The easy access that the highway afforded city-dwellers to the backcountry, which formerly had taken days to reach on foot, profoundly changed the urban-wilderness dynamic. The embrace of the snaking contours of the highway began to strangle the romance out of the backwoods. It took only one hour for weekend tourists to drive to the Switzer-land resort high in the Arroyo Seco. The isolated appeal of the camp and others like it was lost, and never fully recovered.
One of the final and most devastating blows to the seduction of the mountain frontier was the great flood of March 1938. A powerful rainstorm over the first two days of March dropped a rage of water that plummeted through the major canyons, washing away roads, trails, and completely destroying some hotel resorts. A wall of water 150-feet wide screamed down San Antonio Canyon, leveling cabins and parts of the famous Camp Baldy.

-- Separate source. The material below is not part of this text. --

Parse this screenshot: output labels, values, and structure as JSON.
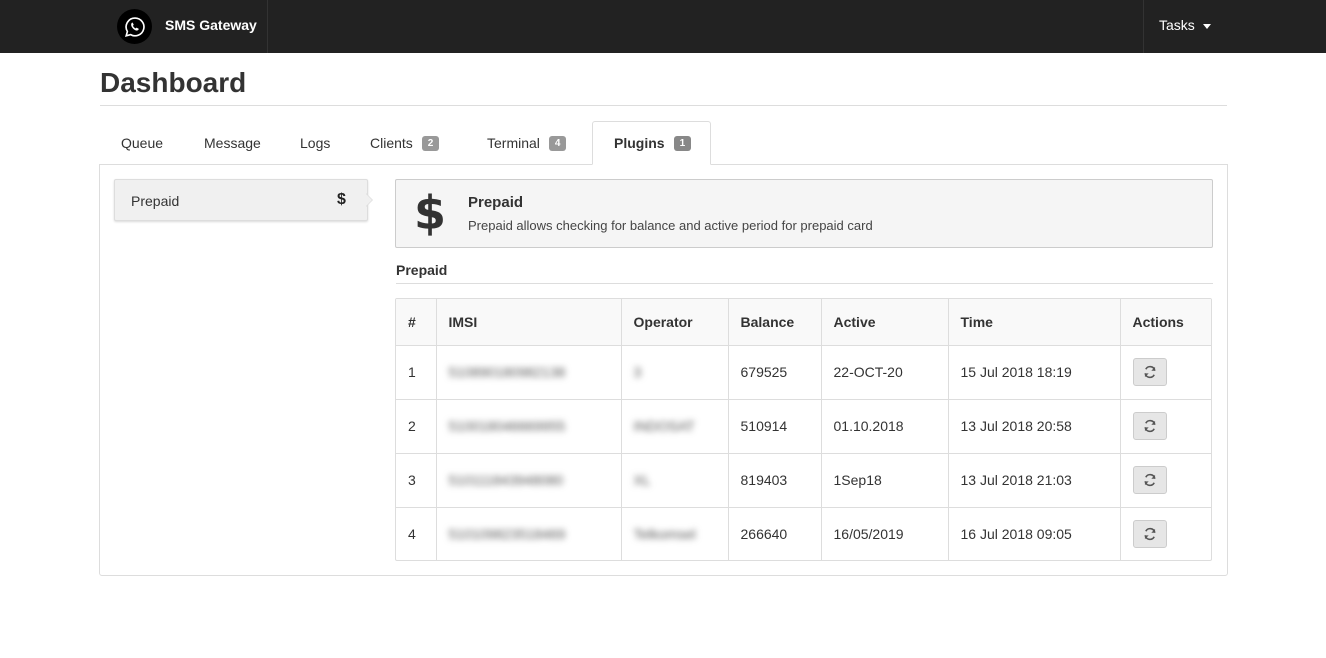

Echoing a flood that annihilated the legendary gold mining town of El Doradoville in 1862, San Gabriel Canyon was once again a scene of apocalyptic obliteration. A strong deluge not only washed away canyon resorts, but also crumbled the nine-year-old East Fork highway in the narrow chasm. L.A. County chose not to reconstruct the ruined highway, but the flood did spare the single-arch concrete bridge that would have connected the lost highway across the deepest gorge in Southern California to higher elevations.
The "Bridge to Nowhere," as it's known today, still stands as a monument to the mountains' sublime power to flush away any infrastructure attempting to breach its domain. In "Mountain Resorts," historian Abraham Hoffman declared that the flooding of 1938 "changed the face of the mountains and put to an end to the camps and resorts of the hiking era."
Several private enterprises in the San Gabriels went bankrupt after the damage inflicted by the great flood. Coupled with the ease of one-day trips made possible by the automobile, resorts that largely depended on multiple-day stays to remain economically viable were weakened further. On Mount Lowe, even though there was hope to rebuild the resort after the fire, the rainstorm rendered the prospect mute when it washed away major sections of rail track and trestle structures. It was officially abandoned in November, 1939, and shortly after the remains were sold for scrap at a cost of $800. Vandals would consume the rest.
By the 1940s, the spectacle of wilderness and the bounties of the perceived frontier were diminished by the very efforts of Angelenos to sculpt the mountain environment to their desires of comfort and accessibility. The sheer natural forces of the San Gabriels -- the floods, fires, and incessant of rates of erosion -- that laid waste to these ventures also demonstrated that the mountains could not be readily domesticated. Angelenos realized that the efforts to harness the fantasy of the frontier were Sisyphean in nature. It was no longer a priority to be pursued.
The power of fantasy, however, didn't die easily for everyone. It was none other than Walt Disney who contemplated the resurrection of the Mount Lowe Railway, the former symbol of frontier seduction that once drew millions of people to the San Gabriels. As related in Michael Patris' "Mount Lowe Railway," the entrepreneur and rail fan contacted railroad historian Donald Duke after World War II about restoring the abandoned complex into a new tourist attraction. Yet, as evidenced by the eventual Anaheim opening of Disneyland in 1955, Disney's grand mountain vision above Los Angeles was never realized.
But it was just as so. Los Angeles had moved on. Its frontier was closed.